Sonic 2 HD’s Music Man, Interview Inside
Music is one of the most recognizable aspects of the Sonic series; just a few notes from a song in the older games can send a gamer into fits of nostalgia. With that in mind, some Sonic fans take it upon themselves to put their own twist on the tried-and-true tunes that millions of gamers love. This week, TSSZ spotlights Tee Lopes, a fan with some impressive remixes to his name. His work largely consists of remixes from the original Genesis trilogy, along with a handful of original pieces and the soundtrack to the upcoming fan game Sonic 2 HD. We have included a sample of his work below. Additionally, we conducted an interview with him about his experience with the series, and that can be read below the video.
We thank VizardJeffhog for bringing his work to our attention. We’re always looking for fan projects to spotlight, so if you have something great and unique to share, send us a link at email@example.com.
The following interview has been edited only to correct spelling and grammar errors for the sake of readability.
TSSZ: What inspired you to start creating your Sonic remixes?
Tee Lopes: It started with a “what if”. What if the Genesis had a better sound chip back then? If the composers could have created soundtracks without technical limitations, what would it have sounded like? So, I started remaking songs from my favorite games, using more sophisticated sounds while trying to keep the original feeling.
TSSZ: Can you describe the creative process you go through to create your music?
Tee Lopes: The process is very simple. I listen to the original track once, and try to absorb its feeling and details as well as I can. After that, I begin building the song right away, usually starting with the hook, and I recreate all the elements I can remember using instruments that I find appropriate. Whatever I can’t remember (or is simply missing from the original song), I just make up on the spot. I only listen to the original song once. That gives me room for creation. I don’t want the song to sound like an exact copy, or a MIDI file, or whatever. Also, I like changing the chords and adding solos.
TSSZ: Approximately how long does it take to bring a remix from conception to completion?
Tee Lopes: Four to six hours if FL Studio doesn’t crash, which unfortunately is quite common.

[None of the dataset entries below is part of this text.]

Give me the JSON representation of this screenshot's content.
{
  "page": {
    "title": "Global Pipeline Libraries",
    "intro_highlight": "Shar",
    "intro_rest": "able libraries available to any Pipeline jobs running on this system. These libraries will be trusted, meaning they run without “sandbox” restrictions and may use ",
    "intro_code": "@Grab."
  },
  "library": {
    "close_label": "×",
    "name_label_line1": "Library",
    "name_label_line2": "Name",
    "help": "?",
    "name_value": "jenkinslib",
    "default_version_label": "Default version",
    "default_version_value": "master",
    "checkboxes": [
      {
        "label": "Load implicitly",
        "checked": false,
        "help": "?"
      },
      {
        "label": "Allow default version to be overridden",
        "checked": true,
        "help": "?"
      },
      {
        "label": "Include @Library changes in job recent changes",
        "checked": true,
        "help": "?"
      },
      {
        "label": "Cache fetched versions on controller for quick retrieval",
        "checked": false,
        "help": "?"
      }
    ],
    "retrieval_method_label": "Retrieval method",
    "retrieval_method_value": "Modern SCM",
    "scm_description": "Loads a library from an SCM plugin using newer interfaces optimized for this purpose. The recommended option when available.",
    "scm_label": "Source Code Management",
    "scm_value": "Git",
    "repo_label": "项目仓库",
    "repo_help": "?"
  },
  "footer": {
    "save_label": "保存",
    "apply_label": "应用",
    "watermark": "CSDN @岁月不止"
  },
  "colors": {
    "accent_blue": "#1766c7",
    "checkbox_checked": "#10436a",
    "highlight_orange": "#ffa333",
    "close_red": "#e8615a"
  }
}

Usually I do it in one shot, and new ideas pop up as I go. When the feeling is there, you’ve got to take advantage of it!
TSSZ: How did you get involved with Sonic 2 HD and what has it been like working with that team?

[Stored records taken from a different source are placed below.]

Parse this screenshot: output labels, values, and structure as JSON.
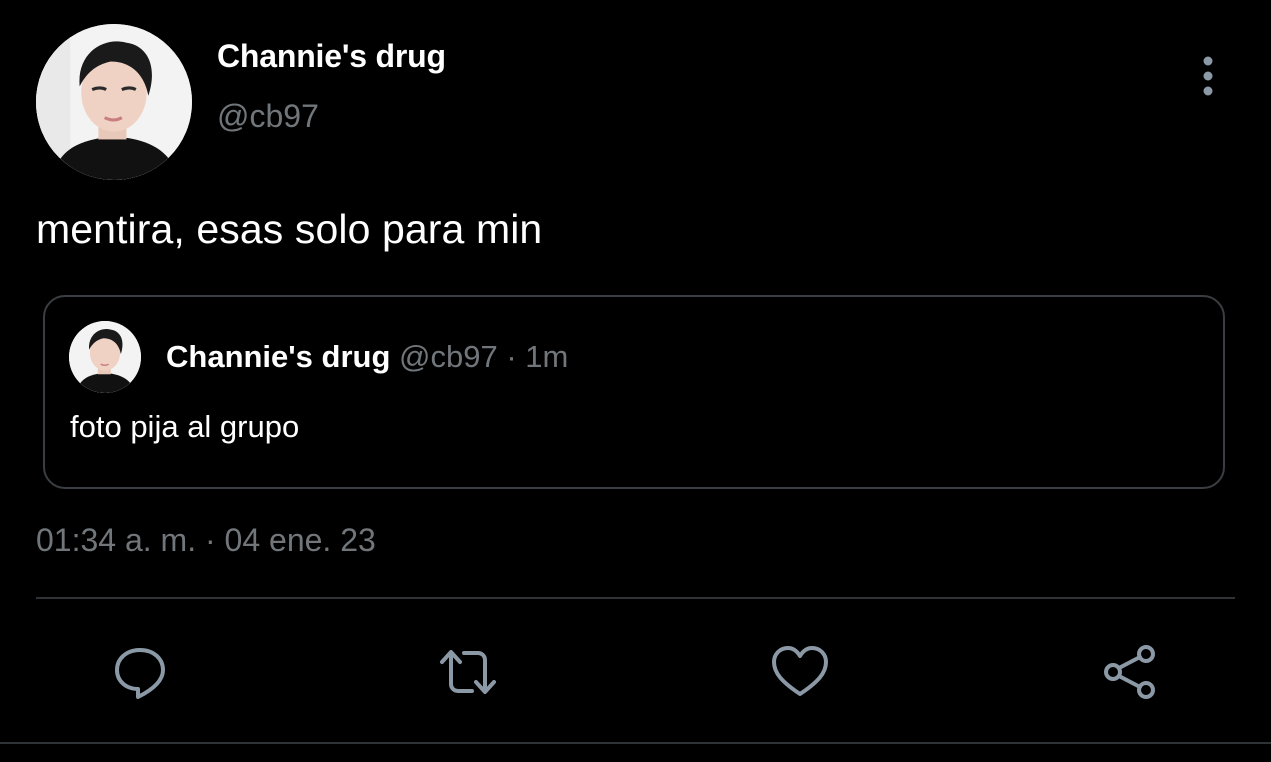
{
  "tweet": {
    "author": {
      "display_name": "Channie's drug",
      "handle": "@cb97",
      "avatar": "profile-photo"
    },
    "text": "mentira, esas solo para min",
    "timestamp": "01:34 a. m.",
    "separator": "·",
    "date": "04 ene. 23",
    "more_icon": "more-vertical-icon"
  },
  "quoted_tweet": {
    "display_name": "Channie's drug",
    "handle": "@cb97",
    "separator": "·",
    "time": "1m",
    "text": "foto pija al grupo"
  },
  "actions": [
    {
      "name": "reply",
      "icon": "reply-icon"
    },
    {
      "name": "retweet",
      "icon": "retweet-icon"
    },
    {
      "name": "like",
      "icon": "heart-icon"
    },
    {
      "name": "share",
      "icon": "share-icon"
    }
  ],
  "colors": {
    "background": "#000000",
    "primary_text": "#ffffff",
    "secondary_text": "#71767b",
    "border": "#3a3d41",
    "icon": "#8b98a5"
  }
}
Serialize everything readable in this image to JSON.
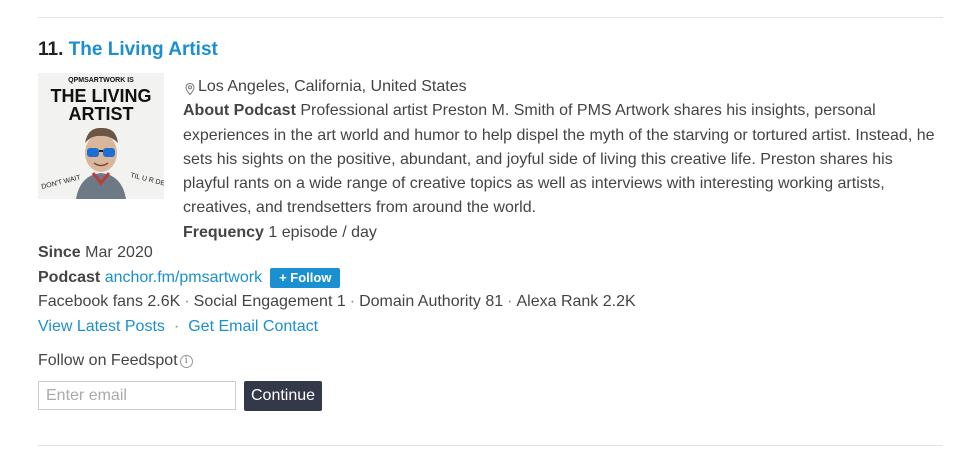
{
  "listing": {
    "rank": "11.",
    "title": "The Living Artist",
    "thumbnail": {
      "brand": "QPMSARTWORK IS",
      "title_line1": "THE LIVING",
      "title_line2": "ARTIST",
      "tagline_left": "DON'T WAIT",
      "tagline_right": "TIL U R DEAD"
    },
    "location": "Los Angeles, California, United States",
    "about_label": "About Podcast",
    "about_text": "Professional artist Preston M. Smith of PMS Artwork shares his insights, personal experiences in the art world and humor to help dispel the myth of the starving or tortured artist. Instead, he sets his sights on the positive, abundant, and joyful side of living this creative life. Preston shares his playful rants on a wide range of creative topics as well as interviews with interesting working artists, creatives, and trendsetters from around the world.",
    "frequency_label": "Frequency",
    "frequency_value": "1 episode / day",
    "since_label": "Since",
    "since_value": "Mar 2020",
    "podcast_label": "Podcast",
    "podcast_link": "anchor.fm/pmsartwork",
    "follow_button": "+ Follow",
    "stats": {
      "facebook_fans": "Facebook fans 2.6K",
      "social_engagement": "Social Engagement 1",
      "domain_authority": "Domain Authority 81",
      "alexa_rank": "Alexa Rank 2.2K",
      "separator": "·"
    },
    "links": {
      "latest_posts": "View Latest Posts",
      "email_contact": "Get Email Contact",
      "separator": "·"
    }
  },
  "follow_form": {
    "label": "Follow on Feedspot",
    "info_icon": "i",
    "email_placeholder": "Enter email",
    "continue_button": "Continue"
  },
  "colors": {
    "link": "#1a8fd1",
    "button_dark": "#34394a",
    "text": "#444444"
  },
  "icons": {
    "location": "map-pin-icon",
    "info": "info-icon"
  }
}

Tee Lopes: Someone on board happened to hear a couple of my remixes on YouTube, and they thought they would fit great into the game. They sent a really cool poster they made, and I thought the art was great. I was in after looking at it!

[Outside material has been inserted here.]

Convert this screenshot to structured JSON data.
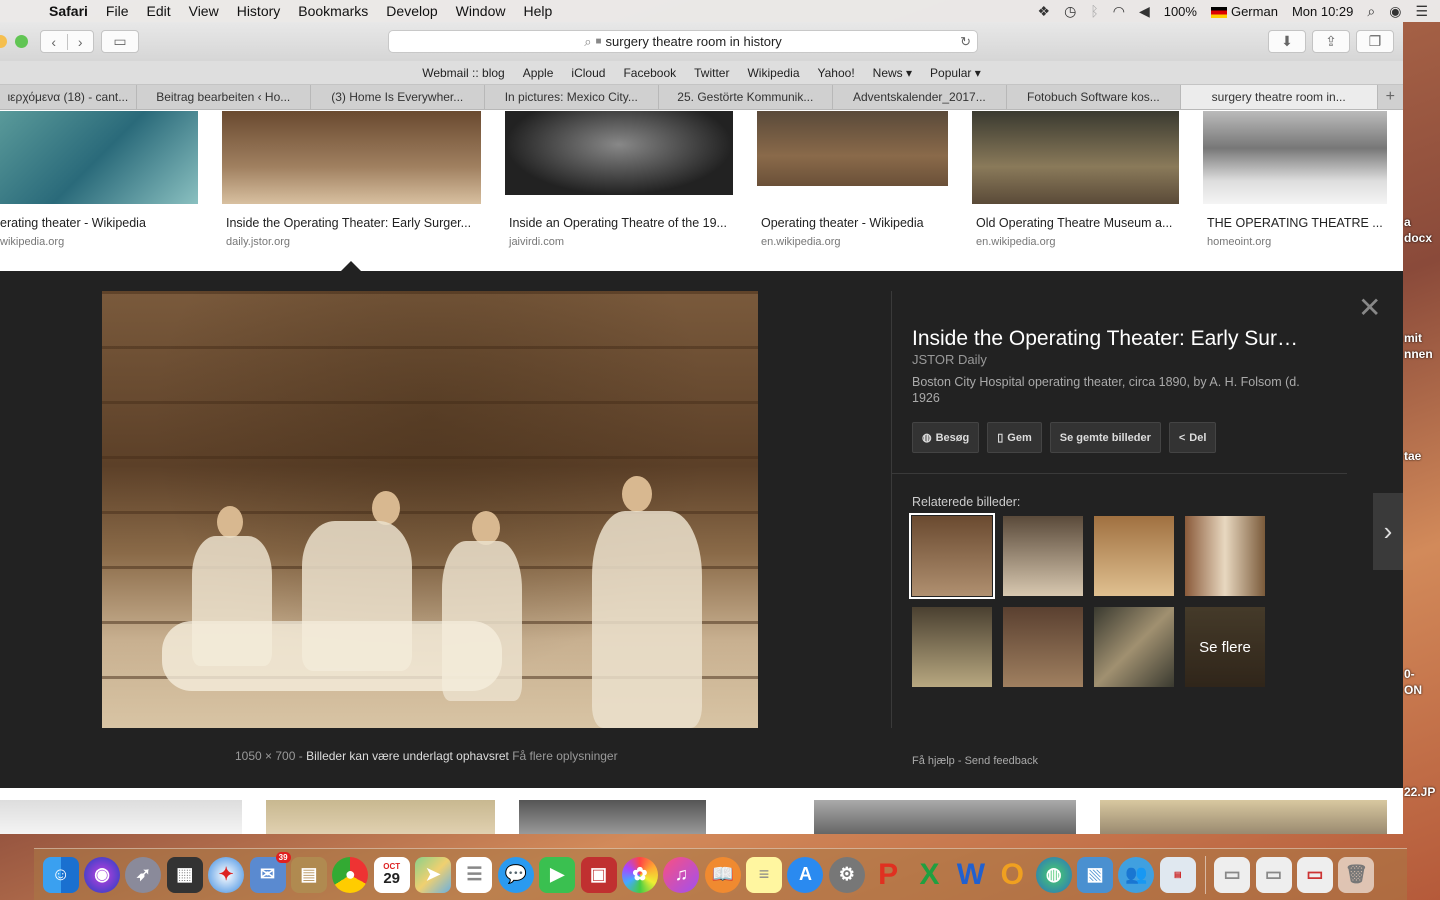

TSSZ: Is there any one remix you’ve created that you’re particularly fond of? If so, which one is it?
Tee Lopes: I’m fond of all of them, because they’re re-invented into what I wish they would sound like. Luckily, technology allows me to reach results that are extremely similar to what I had in mind to begin with. Some older songs’ instruments don’t sound super real, as I intended them to (partially because of the less-than-realistic way I’ve sequenced them,) but I’m getting the hang of it. I’d say my favorite pieces are “Spring Yard Zone Re-Invented” and “Sonic 2 Musical Trip” because they explore different musical genres and because they took forever to complete!
TSSZ: Which Sonic game was the first you ever played, and which one is currently your favorite?
Tee Lopes: It was actually Sonic the Hedgehog for the Mega Drive (as we call it in Portugal), at a friend’s house. As a kid, my family couldn’t afford to buy me video games, so I would daydream of the music, the colors, the character, and draw Sonic all the time. I’m 25 today, and proud to say Sonic is still my hero!